Material shown Block Start

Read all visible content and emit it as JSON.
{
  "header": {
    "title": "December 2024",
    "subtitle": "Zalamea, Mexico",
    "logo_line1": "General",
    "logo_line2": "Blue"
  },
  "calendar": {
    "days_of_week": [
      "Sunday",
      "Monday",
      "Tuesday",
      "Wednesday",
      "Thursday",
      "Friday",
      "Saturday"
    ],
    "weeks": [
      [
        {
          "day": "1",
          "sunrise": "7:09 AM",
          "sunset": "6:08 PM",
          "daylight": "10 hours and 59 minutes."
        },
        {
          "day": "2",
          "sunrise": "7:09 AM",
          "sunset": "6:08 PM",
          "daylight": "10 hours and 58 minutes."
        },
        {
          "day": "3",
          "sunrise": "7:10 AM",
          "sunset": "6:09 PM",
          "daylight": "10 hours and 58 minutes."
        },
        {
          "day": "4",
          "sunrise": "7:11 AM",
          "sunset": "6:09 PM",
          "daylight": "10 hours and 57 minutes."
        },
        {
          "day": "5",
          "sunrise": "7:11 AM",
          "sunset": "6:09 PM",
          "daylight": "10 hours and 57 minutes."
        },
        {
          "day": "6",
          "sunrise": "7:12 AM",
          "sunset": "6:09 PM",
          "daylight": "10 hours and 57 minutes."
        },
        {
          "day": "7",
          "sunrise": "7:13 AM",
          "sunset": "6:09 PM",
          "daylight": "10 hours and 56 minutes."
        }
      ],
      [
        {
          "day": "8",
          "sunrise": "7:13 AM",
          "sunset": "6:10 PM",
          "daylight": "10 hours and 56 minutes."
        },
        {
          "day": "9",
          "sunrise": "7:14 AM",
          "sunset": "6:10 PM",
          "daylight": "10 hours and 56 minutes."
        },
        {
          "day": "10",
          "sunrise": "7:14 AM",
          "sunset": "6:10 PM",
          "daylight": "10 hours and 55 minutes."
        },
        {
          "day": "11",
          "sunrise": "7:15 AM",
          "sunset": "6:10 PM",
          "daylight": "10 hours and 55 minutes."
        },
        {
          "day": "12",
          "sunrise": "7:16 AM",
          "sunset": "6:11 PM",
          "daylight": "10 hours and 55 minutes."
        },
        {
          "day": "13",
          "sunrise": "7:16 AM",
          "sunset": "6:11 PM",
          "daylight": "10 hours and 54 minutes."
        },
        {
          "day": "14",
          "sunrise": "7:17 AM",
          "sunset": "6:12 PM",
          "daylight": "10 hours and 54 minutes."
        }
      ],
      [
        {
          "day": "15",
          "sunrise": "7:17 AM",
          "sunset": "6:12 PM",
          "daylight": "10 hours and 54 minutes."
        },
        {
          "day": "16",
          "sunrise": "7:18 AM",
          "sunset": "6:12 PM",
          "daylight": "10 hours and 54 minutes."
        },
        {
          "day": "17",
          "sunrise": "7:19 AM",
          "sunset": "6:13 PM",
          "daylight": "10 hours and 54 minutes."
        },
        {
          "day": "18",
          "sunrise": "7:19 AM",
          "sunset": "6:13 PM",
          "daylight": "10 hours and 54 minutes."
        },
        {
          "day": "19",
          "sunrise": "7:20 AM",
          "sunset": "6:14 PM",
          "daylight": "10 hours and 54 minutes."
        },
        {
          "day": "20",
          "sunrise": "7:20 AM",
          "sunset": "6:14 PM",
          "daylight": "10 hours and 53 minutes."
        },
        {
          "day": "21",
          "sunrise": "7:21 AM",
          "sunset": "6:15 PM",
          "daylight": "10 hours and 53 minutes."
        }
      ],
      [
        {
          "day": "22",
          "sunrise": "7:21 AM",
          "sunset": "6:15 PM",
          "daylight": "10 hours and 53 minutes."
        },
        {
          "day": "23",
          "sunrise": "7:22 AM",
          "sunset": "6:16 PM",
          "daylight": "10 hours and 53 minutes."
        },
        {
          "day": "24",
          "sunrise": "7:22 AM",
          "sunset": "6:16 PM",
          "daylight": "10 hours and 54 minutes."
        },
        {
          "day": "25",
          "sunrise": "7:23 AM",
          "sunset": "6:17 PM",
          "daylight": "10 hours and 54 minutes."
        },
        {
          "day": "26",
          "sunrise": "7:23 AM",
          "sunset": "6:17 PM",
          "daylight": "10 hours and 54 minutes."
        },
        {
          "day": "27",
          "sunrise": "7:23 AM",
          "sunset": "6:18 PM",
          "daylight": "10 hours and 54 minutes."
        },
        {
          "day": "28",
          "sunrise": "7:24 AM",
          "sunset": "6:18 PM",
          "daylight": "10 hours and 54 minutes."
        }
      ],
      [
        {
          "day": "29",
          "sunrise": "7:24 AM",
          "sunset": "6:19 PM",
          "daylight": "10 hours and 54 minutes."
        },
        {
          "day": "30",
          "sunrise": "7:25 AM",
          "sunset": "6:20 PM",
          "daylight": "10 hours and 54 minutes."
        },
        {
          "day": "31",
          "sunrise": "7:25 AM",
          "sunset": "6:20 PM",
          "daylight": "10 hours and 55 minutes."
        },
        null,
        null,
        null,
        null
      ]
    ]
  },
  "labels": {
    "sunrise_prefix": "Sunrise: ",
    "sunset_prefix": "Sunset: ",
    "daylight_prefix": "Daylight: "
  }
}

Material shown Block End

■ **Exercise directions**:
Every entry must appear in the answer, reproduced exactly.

■ **Result**:
Read all visible content and emit it as JSON.
{
  "header": {
    "title": "December 2024",
    "subtitle": "Zalamea, Mexico",
    "logo_line1": "General",
    "logo_line2": "Blue"
  },
  "calendar": {
    "days_of_week": [
      "Sunday",
      "Monday",
      "Tuesday",
      "Wednesday",
      "Thursday",
      "Friday",
      "Saturday"
    ],
    "weeks": [
      [
        {
          "day": "1",
          "sunrise": "7:09 AM",
          "sunset": "6:08 PM",
          "daylight": "10 hours and 59 minutes."
        },
        {
          "day": "2",
          "sunrise": "7:09 AM",
          "sunset": "6:08 PM",
          "daylight": "10 hours and 58 minutes."
        },
        {
          "day": "3",
          "sunrise": "7:10 AM",
          "sunset": "6:09 PM",
          "daylight": "10 hours and 58 minutes."
        },
        {
          "day": "4",
          "sunrise": "7:11 AM",
          "sunset": "6:09 PM",
          "daylight": "10 hours and 57 minutes."
        },
        {
          "day": "5",
          "sunrise": "7:11 AM",
          "sunset": "6:09 PM",
          "daylight": "10 hours and 57 minutes."
        },
        {
          "day": "6",
          "sunrise": "7:12 AM",
          "sunset": "6:09 PM",
          "daylight": "10 hours and 57 minutes."
        },
        {
          "day": "7",
          "sunrise": "7:13 AM",
          "sunset": "6:09 PM",
          "daylight": "10 hours and 56 minutes."
        }
      ],
      [
        {
          "day": "8",
          "sunrise": "7:13 AM",
          "sunset": "6:10 PM",
          "daylight": "10 hours and 56 minutes."
        },
        {
          "day": "9",
          "sunrise": "7:14 AM",
          "sunset": "6:10 PM",
          "daylight": "10 hours and 56 minutes."
        },
        {
          "day": "10",
          "sunrise": "7:14 AM",
          "sunset": "6:10 PM",
          "daylight": "10 hours and 55 minutes."
        },
        {
          "day": "11",
          "sunrise": "7:15 AM",
          "sunset": "6:10 PM",
          "daylight": "10 hours and 55 minutes."
        },
        {
          "day": "12",
          "sunrise": "7:16 AM",
          "sunset": "6:11 PM",
          "daylight": "10 hours and 55 minutes."
        },
        {
          "day": "13",
          "sunrise": "7:16 AM",
          "sunset": "6:11 PM",
          "daylight": "10 hours and 54 minutes."
        },
        {
          "day": "14",
          "sunrise": "7:17 AM",
          "sunset": "6:12 PM",
          "daylight": "10 hours and 54 minutes."
        }
      ],
      [
        {
          "day": "15",
          "sunrise": "7:17 AM",
          "sunset": "6:12 PM",
          "daylight": "10 hours and 54 minutes."
        },
        {
          "day": "16",
          "sunrise": "7:18 AM",
          "sunset": "6:12 PM",
          "daylight": "10 hours and 54 minutes."
        },
        {
          "day": "17",
          "sunrise": "7:19 AM",
          "sunset": "6:13 PM",
          "daylight": "10 hours and 54 minutes."
        },
        {
          "day": "18",
          "sunrise": "7:19 AM",
          "sunset": "6:13 PM",
          "daylight": "10 hours and 54 minutes."
        },
        {
          "day": "19",
          "sunrise": "7:20 AM",
          "sunset": "6:14 PM",
          "daylight": "10 hours and 54 minutes."
        },
        {
          "day": "20",
          "sunrise": "7:20 AM",
          "sunset": "6:14 PM",
          "daylight": "10 hours and 53 minutes."
        },
        {
          "day": "21",
          "sunrise": "7:21 AM",
          "sunset": "6:15 PM",
          "daylight": "10 hours and 53 minutes."
        }
      ],
      [
        {
          "day": "22",
          "sunrise": "7:21 AM",
          "sunset": "6:15 PM",
          "daylight": "10 hours and 53 minutes."
        },
        {
          "day": "23",
          "sunrise": "7:22 AM",
          "sunset": "6:16 PM",
          "daylight": "10 hours and 53 minutes."
        },
        {
          "day": "24",
          "sunrise": "7:22 AM",
          "sunset": "6:16 PM",
          "daylight": "10 hours and 54 minutes."
        },
        {
          "day": "25",
          "sunrise": "7:23 AM",
          "sunset": "6:17 PM",
          "daylight": "10 hours and 54 minutes."
        },
        {
          "day": "26",
          "sunrise": "7:23 AM",
          "sunset": "6:17 PM",
          "daylight": "10 hours and 54 minutes."
        },
        {
          "day": "27",
          "sunrise": "7:23 AM",
          "sunset": "6:18 PM",
          "daylight": "10 hours and 54 minutes."
        },
        {
          "day": "28",
          "sunrise": "7:24 AM",
          "sunset": "6:18 PM",
          "daylight": "10 hours and 54 minutes."
        }
      ],
      [
        {
          "day": "29",
          "sunrise": "7:24 AM",
          "sunset": "6:19 PM",
          "daylight": "10 hours and 54 minutes."
        },
        {
          "day": "30",
          "sunrise": "7:25 AM",
          "sunset": "6:20 PM",
          "daylight": "10 hours and 54 minutes."
        },
        {
          "day": "31",
          "sunrise": "7:25 AM",
          "sunset": "6:20 PM",
          "daylight": "10 hours and 55 minutes."
        },
        null,
        null,
        null,
        null
      ]
    ]
  },
  "labels": {
    "sunrise_prefix": "Sunrise: ",
    "sunset_prefix": "Sunset: ",
    "daylight_prefix": "Daylight: "
  }
}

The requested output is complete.